# [PROBLEM TO WORK ON]
Only the lines that contain the string "icon" belong in the answer; pull them from the records.

TASK MATERIAL: Begin

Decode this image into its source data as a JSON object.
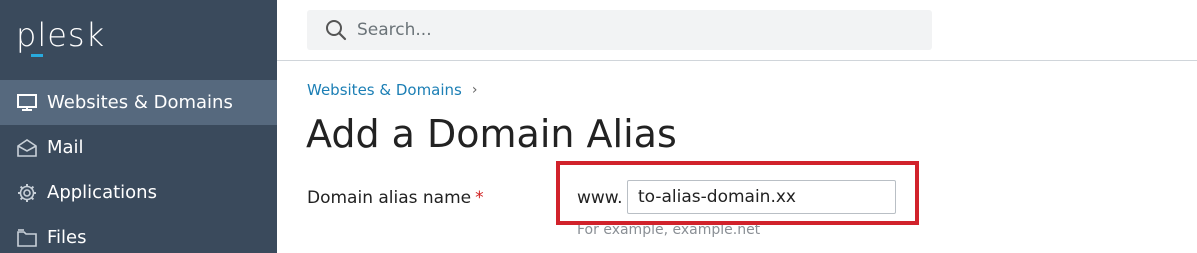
{
  "app": {
    "logo_text": "plesk"
  },
  "sidebar": {
    "items": [
      {
        "label": "Websites & Domains",
        "icon": "monitor-icon",
        "active": true
      },
      {
        "label": "Mail",
        "icon": "mail-icon",
        "active": false
      },
      {
        "label": "Applications",
        "icon": "gear-icon",
        "active": false
      },
      {
        "label": "Files",
        "icon": "folder-icon",
        "active": false
      }
    ]
  },
  "search": {
    "placeholder": "Search..."
  },
  "breadcrumb": {
    "items": [
      {
        "label": "Websites & Domains"
      }
    ],
    "separator": "›"
  },
  "page": {
    "title": "Add a Domain Alias"
  },
  "form": {
    "alias_label": "Domain alias name",
    "required_marker": "*",
    "prefix": "www.",
    "alias_value": "to-alias-domain.xx",
    "hint": "For example, example.net"
  },
  "colors": {
    "sidebar_bg": "#3a4a5c",
    "active_item_bg": "#56697e",
    "link": "#1c7fb5",
    "highlight": "#d1222b",
    "required": "#d02020"
  }
}
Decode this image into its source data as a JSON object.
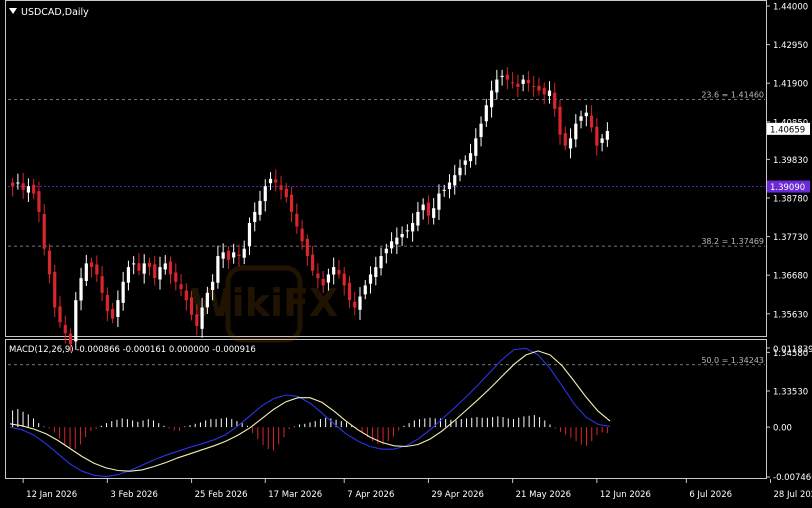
{
  "window": {
    "symbol_title": "USDCAD,Daily",
    "indicator_title": "MACD(12,26,9) -0.000866 -0.000161 0.000000 -0.000916",
    "watermark": "WikiFX"
  },
  "colors": {
    "background": "#000000",
    "axis": "#c8c8c8",
    "grid": "#9a9a9a",
    "bull_candle": "#ffffff",
    "bear_candle": "#d8262c",
    "price_line": "#6a2ad8",
    "macd_line": "#2a34e6",
    "signal_line": "#f2f0b4",
    "hist_pos": "#ffffff",
    "hist_neg": "#d8262c"
  },
  "price_axis": {
    "ticks": [
      "1.44000",
      "1.42950",
      "1.41900",
      "1.40850",
      "1.39830",
      "1.38780",
      "1.37730",
      "1.36680",
      "1.35630",
      "1.34580",
      "1.33530"
    ],
    "tick_values": [
      1.44,
      1.4295,
      1.419,
      1.4085,
      1.3983,
      1.3878,
      1.3773,
      1.3668,
      1.3563,
      1.3458,
      1.3353
    ],
    "current_price_label": "1.40659",
    "current_price": 1.40659,
    "level_label": "1.39090",
    "level": 1.3909
  },
  "fibonacci": [
    {
      "label": "23.6 = 1.41460",
      "value": 1.4146
    },
    {
      "label": "38.2 = 1.37469",
      "value": 1.37469
    },
    {
      "label": "50.0 = 1.34243",
      "value": 1.34243
    }
  ],
  "macd_axis": {
    "ticks": [
      "0.011839",
      "0.00",
      "-0.007466"
    ],
    "tick_values": [
      0.011839,
      0.0,
      -0.007466
    ]
  },
  "time_axis": {
    "labels": [
      "12 Jan 2026",
      "3 Feb 2026",
      "25 Feb 2026",
      "17 Mar 2026",
      "7 Apr 2026",
      "29 Apr 2026",
      "21 May 2026",
      "12 Jun 2026",
      "6 Jul 2026",
      "28 Jul 2026"
    ],
    "label_bar_index": [
      2,
      18,
      34,
      48,
      63,
      79,
      95,
      111,
      128,
      144
    ]
  },
  "chart_data": {
    "type": "candlestick",
    "symbol": "USDCAD",
    "timeframe": "Daily",
    "ylim": [
      1.3353,
      1.44
    ],
    "closes": [
      1.391,
      1.392,
      1.39,
      1.391,
      1.389,
      1.384,
      1.374,
      1.367,
      1.358,
      1.354,
      1.351,
      1.348,
      1.36,
      1.366,
      1.37,
      1.369,
      1.367,
      1.362,
      1.357,
      1.355,
      1.36,
      1.365,
      1.369,
      1.37,
      1.368,
      1.37,
      1.369,
      1.366,
      1.369,
      1.37,
      1.367,
      1.365,
      1.363,
      1.36,
      1.356,
      1.353,
      1.358,
      1.362,
      1.365,
      1.372,
      1.373,
      1.371,
      1.373,
      1.372,
      1.374,
      1.381,
      1.384,
      1.387,
      1.391,
      1.393,
      1.392,
      1.39,
      1.388,
      1.384,
      1.38,
      1.376,
      1.372,
      1.368,
      1.366,
      1.364,
      1.367,
      1.369,
      1.367,
      1.364,
      1.36,
      1.358,
      1.361,
      1.364,
      1.367,
      1.369,
      1.372,
      1.374,
      1.376,
      1.377,
      1.378,
      1.379,
      1.381,
      1.384,
      1.386,
      1.383,
      1.385,
      1.389,
      1.39,
      1.392,
      1.394,
      1.396,
      1.398,
      1.4,
      1.404,
      1.408,
      1.413,
      1.417,
      1.42,
      1.421,
      1.42,
      1.419,
      1.418,
      1.42,
      1.419,
      1.418,
      1.417,
      1.416,
      1.417,
      1.412,
      1.405,
      1.402,
      1.404,
      1.408,
      1.41,
      1.411,
      1.407,
      1.402,
      1.404,
      1.406
    ],
    "macd": {
      "ylim": [
        -0.007466,
        0.011839
      ],
      "macd_line": [
        0.0,
        -0.0004,
        -0.0012,
        -0.0025,
        -0.004,
        -0.0055,
        -0.0066,
        -0.0072,
        -0.0074,
        -0.0071,
        -0.0065,
        -0.0057,
        -0.0049,
        -0.0042,
        -0.0036,
        -0.003,
        -0.0025,
        -0.0019,
        -0.0011,
        0.0002,
        0.0017,
        0.0032,
        0.0043,
        0.0048,
        0.0046,
        0.0036,
        0.0021,
        0.0005,
        -0.001,
        -0.0021,
        -0.0029,
        -0.0033,
        -0.0033,
        -0.0028,
        -0.0018,
        -0.0004,
        0.0012,
        0.0028,
        0.0045,
        0.0063,
        0.0082,
        0.0101,
        0.0116,
        0.0118,
        0.0108,
        0.0088,
        0.0062,
        0.0035,
        0.0015,
        0.0004,
        0.0001
      ],
      "signal_line": [
        0.0005,
        0.0002,
        -0.0003,
        -0.001,
        -0.002,
        -0.0032,
        -0.0044,
        -0.0054,
        -0.0061,
        -0.0065,
        -0.0066,
        -0.0064,
        -0.0059,
        -0.0053,
        -0.0046,
        -0.004,
        -0.0034,
        -0.0028,
        -0.0021,
        -0.0012,
        -0.0001,
        0.0013,
        0.0027,
        0.0038,
        0.0044,
        0.0044,
        0.0037,
        0.0024,
        0.0009,
        -0.0004,
        -0.0015,
        -0.0023,
        -0.0028,
        -0.0029,
        -0.0026,
        -0.0018,
        -0.0006,
        0.0009,
        0.0025,
        0.0041,
        0.0058,
        0.0076,
        0.0094,
        0.0108,
        0.0114,
        0.0108,
        0.0092,
        0.0069,
        0.0045,
        0.0024,
        0.0009
      ],
      "histogram": [
        0.0025,
        0.0027,
        0.0023,
        0.0019,
        0.0013,
        0.0006,
        0.0001,
        -0.0002,
        -0.0008,
        -0.0017,
        -0.0026,
        -0.0032,
        -0.0033,
        -0.0026,
        -0.0015,
        -0.0006,
        -0.0003,
        0.0002,
        0.0006,
        0.0009,
        0.0011,
        0.0013,
        0.0012,
        0.001,
        0.0008,
        0.001,
        0.0012,
        0.001,
        0.0006,
        0.0002,
        -0.0002,
        -0.0005,
        -0.0006,
        0.0001,
        0.0003,
        0.0005,
        0.0007,
        0.001,
        0.0012,
        0.0012,
        0.0013,
        0.0014,
        0.0012,
        0.0009,
        0.0006,
        0.0002,
        -0.0009,
        -0.0018,
        -0.0027,
        -0.0033,
        -0.0035,
        -0.0026,
        -0.0015,
        -0.0003,
        0.0001,
        0.0004,
        0.0005,
        0.0007,
        0.0009,
        0.0012,
        0.0014,
        0.0013,
        0.0011,
        0.0009,
        0.0007,
        0.0003,
        -0.0001,
        -0.0008,
        -0.0015,
        -0.0021,
        -0.0025,
        -0.0026,
        -0.0021,
        -0.0014,
        -0.0005,
        0.0002,
        0.0006,
        0.001,
        0.0012,
        0.0013,
        0.0014,
        0.0013,
        0.0013,
        0.0012,
        0.0011,
        0.001,
        0.0012,
        0.0013,
        0.0014,
        0.0015,
        0.0014,
        0.0014,
        0.0015,
        0.0016,
        0.0015,
        0.0013,
        0.0012,
        0.0014,
        0.0016,
        0.0017,
        0.0018,
        0.0015,
        0.001,
        0.0004,
        -0.0002,
        -0.0007,
        -0.0011,
        -0.0016,
        -0.0021,
        -0.0026,
        -0.0028,
        -0.0021,
        -0.0012,
        -0.0008,
        -0.0009
      ]
    }
  }
}
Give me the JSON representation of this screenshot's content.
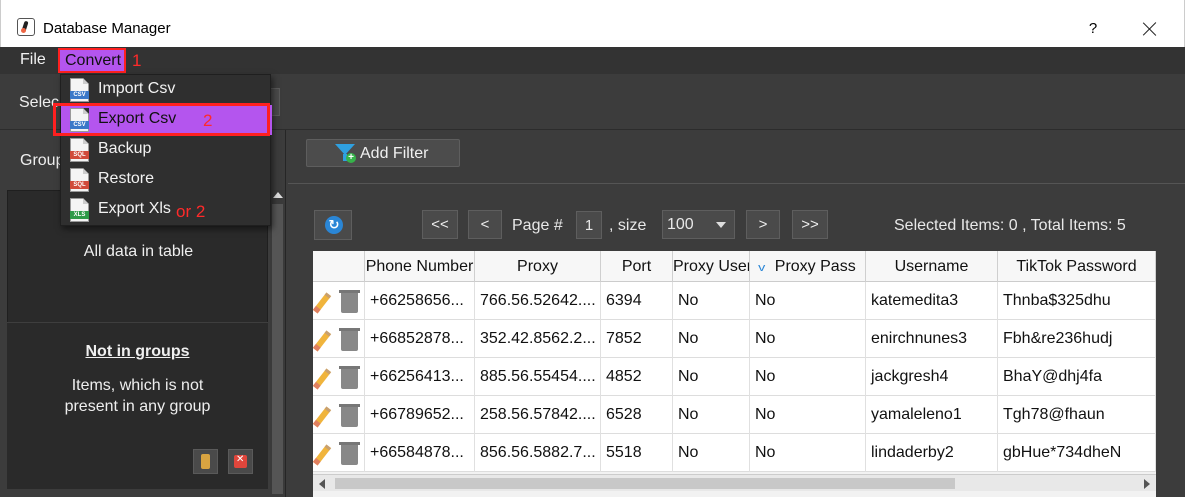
{
  "window": {
    "title": "Database Manager",
    "help_label": "?"
  },
  "menubar": {
    "file_label": "File",
    "convert_label": "Convert"
  },
  "annotations": {
    "convert_marker": "1",
    "export_marker": "2",
    "xls_marker": "or 2",
    "color": "#ff2020"
  },
  "convert_menu": {
    "items": [
      {
        "label": "Import Csv",
        "icon": "csv-file-icon",
        "tag": "CSV",
        "tag_color": "#3a78c8"
      },
      {
        "label": "Export Csv",
        "icon": "csv-file-icon",
        "tag": "CSV",
        "tag_color": "#3a78c8",
        "highlighted": true
      },
      {
        "label": "Backup",
        "icon": "sql-file-icon",
        "tag": "SQL",
        "tag_color": "#d04a3a"
      },
      {
        "label": "Restore",
        "icon": "sql-file-icon",
        "tag": "SQL",
        "tag_color": "#d04a3a"
      },
      {
        "label": "Export Xls",
        "icon": "xls-file-icon",
        "tag": "XLS",
        "tag_color": "#2e9a48"
      }
    ],
    "highlight_color": "#b455ee"
  },
  "toolbar": {
    "select_label": "Selec"
  },
  "left_panel": {
    "group_label": "Group",
    "all_data_label": "All data in table",
    "not_in_groups_title": "Not in groups",
    "not_in_groups_desc_line1": "Items, which is not",
    "not_in_groups_desc_line2": "present in any group"
  },
  "filter": {
    "add_filter_label": "Add Filter"
  },
  "pager": {
    "first_label": "<<",
    "prev_label": "<",
    "page_label": "Page #",
    "page_value": "1",
    "size_label": ", size",
    "size_value": "100",
    "next_label": ">",
    "last_label": ">>",
    "selected_total": "Selected Items:  0  ,  Total Items:  5"
  },
  "table": {
    "columns": [
      "",
      "Phone Number",
      "Proxy",
      "Port",
      "Proxy User",
      "Proxy Pass",
      "Username",
      "TikTok Password"
    ],
    "rows": [
      [
        "+66258656...",
        "766.56.52642....",
        "6394",
        "No",
        "No",
        "katemedita3",
        "Thnba$325dhu"
      ],
      [
        "+66852878...",
        "352.42.8562.2...",
        "7852",
        "No",
        "No",
        "enirchnunes3",
        "Fbh&re236hudj"
      ],
      [
        "+66256413...",
        "885.56.55454....",
        "4852",
        "No",
        "No",
        "jackgresh4",
        "BhaY@dhj4fa"
      ],
      [
        "+66789652...",
        "258.56.57842....",
        "6528",
        "No",
        "No",
        "yamaleleno1",
        "Tgh78@fhaun"
      ],
      [
        "+66584878...",
        "856.56.5882.7...",
        "5518",
        "No",
        "No",
        "lindaderby2",
        "gbHue*734dheN"
      ]
    ]
  }
}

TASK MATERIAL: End

# [EXERCISE RESULT]
        "icon": "monitor-icon",
        "icon": "mail-icon",
        "icon": "gear-icon",
        "icon": "folder-icon",
        "icon": "csv-file-icon",
        "icon": "csv-file-icon",
        "icon": "sql-file-icon",
        "icon": "sql-file-icon",
        "icon": "xls-file-icon",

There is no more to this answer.